I am not quitting writing. And if I ever did, there would be no point in making the announcement. No one gives a shit. One of my favorite bits of advice re: writing comes from Dennis Lehane, who carries a little reminder in his wallet: No one cares. Yeah, that can be depressing to some. To me (and Dennis) it’s freedom: No one cares. You can do whatever the fuck you want.

But I’d be lying if I didn’t say this writing shit has left me feeling … tapped.

Don’t get me wrong. I LOVE my life. I mean, as much as a curmudgeonly grumpy fuck like I can. Beats working in a factory, and I can honestly say each book I’ve written has been better than the last.

Only the world doesn’t always share your enthusiasm.

I recently posted about a bad review I got, and, seriously, this isn’t a cry for help, nor is it to disparage the reviewer (although putting spoilers for a book not yet out was kind of a dick move). I use this blog, and really my life, to be open book. I don’t know how else to live. Sure, some of that is born from a … neediness. I won’t pretend to have different stripes. But there is also a very earnest, human emotion behind it all: I want to create work people like.

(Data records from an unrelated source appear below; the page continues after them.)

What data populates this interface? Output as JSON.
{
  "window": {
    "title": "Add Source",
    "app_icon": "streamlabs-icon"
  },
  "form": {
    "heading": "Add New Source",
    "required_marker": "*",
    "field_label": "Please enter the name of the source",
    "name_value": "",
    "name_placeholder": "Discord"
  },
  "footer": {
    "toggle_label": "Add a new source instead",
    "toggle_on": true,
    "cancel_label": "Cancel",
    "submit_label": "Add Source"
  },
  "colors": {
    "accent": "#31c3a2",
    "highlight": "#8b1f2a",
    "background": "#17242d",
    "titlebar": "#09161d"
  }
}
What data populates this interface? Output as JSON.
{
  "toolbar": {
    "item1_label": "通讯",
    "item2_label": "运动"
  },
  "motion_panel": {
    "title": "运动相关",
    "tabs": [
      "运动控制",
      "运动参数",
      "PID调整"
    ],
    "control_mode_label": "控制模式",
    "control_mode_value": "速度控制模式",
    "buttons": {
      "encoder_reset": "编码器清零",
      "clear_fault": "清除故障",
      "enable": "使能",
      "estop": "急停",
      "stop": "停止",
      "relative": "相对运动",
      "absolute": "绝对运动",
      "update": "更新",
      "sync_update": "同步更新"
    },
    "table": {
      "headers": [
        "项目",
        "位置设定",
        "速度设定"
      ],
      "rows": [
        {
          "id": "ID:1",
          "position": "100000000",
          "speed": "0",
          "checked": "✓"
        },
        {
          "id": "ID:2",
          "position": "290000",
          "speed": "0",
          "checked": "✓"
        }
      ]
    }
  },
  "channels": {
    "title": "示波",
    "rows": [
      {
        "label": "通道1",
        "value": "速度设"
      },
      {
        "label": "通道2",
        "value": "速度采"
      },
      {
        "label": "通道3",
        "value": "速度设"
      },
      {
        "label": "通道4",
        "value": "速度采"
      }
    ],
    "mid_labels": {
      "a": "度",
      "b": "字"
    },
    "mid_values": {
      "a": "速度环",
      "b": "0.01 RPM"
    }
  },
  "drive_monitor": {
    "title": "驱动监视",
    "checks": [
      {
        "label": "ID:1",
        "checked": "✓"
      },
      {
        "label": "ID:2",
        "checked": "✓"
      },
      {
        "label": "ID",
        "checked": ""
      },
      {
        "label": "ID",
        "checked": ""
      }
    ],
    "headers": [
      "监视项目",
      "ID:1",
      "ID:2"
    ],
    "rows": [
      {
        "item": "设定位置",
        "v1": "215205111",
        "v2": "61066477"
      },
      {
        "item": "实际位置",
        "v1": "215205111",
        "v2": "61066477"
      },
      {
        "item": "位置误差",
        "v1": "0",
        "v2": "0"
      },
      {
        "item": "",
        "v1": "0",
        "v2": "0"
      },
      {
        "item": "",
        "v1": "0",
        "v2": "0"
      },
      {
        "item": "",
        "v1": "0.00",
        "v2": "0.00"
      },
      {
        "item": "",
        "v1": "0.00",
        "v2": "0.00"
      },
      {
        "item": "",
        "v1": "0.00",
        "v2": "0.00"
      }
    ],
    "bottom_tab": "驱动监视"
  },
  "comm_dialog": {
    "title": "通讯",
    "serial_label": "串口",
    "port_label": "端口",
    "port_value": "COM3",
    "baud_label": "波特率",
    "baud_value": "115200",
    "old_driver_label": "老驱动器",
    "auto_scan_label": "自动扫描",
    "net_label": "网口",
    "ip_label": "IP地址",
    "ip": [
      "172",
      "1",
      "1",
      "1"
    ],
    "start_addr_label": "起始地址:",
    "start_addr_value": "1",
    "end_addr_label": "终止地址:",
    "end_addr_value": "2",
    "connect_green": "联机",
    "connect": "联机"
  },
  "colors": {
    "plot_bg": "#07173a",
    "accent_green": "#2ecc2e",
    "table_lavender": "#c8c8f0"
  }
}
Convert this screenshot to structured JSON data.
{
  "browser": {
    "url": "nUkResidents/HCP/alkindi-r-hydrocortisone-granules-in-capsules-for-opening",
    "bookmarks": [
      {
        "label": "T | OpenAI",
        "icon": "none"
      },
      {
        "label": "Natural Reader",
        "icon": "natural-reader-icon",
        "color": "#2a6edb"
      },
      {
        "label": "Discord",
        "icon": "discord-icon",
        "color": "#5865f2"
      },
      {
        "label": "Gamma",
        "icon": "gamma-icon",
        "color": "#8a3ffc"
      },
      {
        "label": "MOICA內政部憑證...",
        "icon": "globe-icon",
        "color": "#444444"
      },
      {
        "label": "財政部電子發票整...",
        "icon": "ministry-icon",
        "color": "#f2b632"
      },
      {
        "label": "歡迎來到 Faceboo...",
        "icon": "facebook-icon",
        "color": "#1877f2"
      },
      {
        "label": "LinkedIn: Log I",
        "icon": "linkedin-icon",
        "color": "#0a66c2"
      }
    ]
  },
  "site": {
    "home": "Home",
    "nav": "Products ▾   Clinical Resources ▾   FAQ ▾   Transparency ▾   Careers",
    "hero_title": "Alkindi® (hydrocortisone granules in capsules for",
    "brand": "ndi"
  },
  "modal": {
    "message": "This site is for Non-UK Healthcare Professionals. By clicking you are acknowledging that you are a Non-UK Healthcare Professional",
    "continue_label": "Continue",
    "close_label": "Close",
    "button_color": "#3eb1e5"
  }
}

Before we get into a debate about the purpose of art or any of that. I mean it much, much more simply. I try very hard to write the best books I can, and when they are criticized, however fairly, it hurts. That’s it. Not a “woe is poor me” statement or anything like that. Just a basic, primitive, “Golly, that sure hurt my feelings, Becky.” My youngest, Jack Jack, has taken to this approach. When he doesn’t get his way, he cries and screams, “You bad [insert relation here]! You hurt my feelings.” Of course Jack Jack is 3.

I am 47.

Rejection never gets easier. Anyone who tells you otherwise is trying to sell you something.


I’m also wrapping up the fifth (and final) Jay Porter, and as beta reader return their notes, I am super sensitive to the biggest complaint that has plagued the series from the start: Jay. Or more specifically Jay’s being … unlikeable.

Now, to me, Jay is not unlikeable, and it’s always weird to hear he is. Because Jay is … me (you don’t like me?!). His ideas, thoughts, behaviors, beliefs? All Joe. I am a little more mature, evolved than Jay. But, like Holden Caulfield, I don’t disagree with these things he thinks. Impetuous, childish, immature, angsty? Sure. Don’t mean he’s wrong.

It’s my worldview, I suppose. And this is not a worldview that hasn’t been unproblematic. Most of you know about the “salad years.” I am not the most pleasant man to be around in social situations (although to be fair I think most people like me. Well, at least more than they like Jay). But it’s draining. As an artist you have a vision, and I feel I’ve been true that vision. I get a lot of (e)letters from people who say they can relate to Jay and who love the books. It’s the nature of writing, though, some just aren’t going to like what you do. Like Rocky says, “Life will beat you to your knees and keep you there if you let it.” The trick is getting back up.

Because if you don’t? Like Dennis Lehane says: no one cares.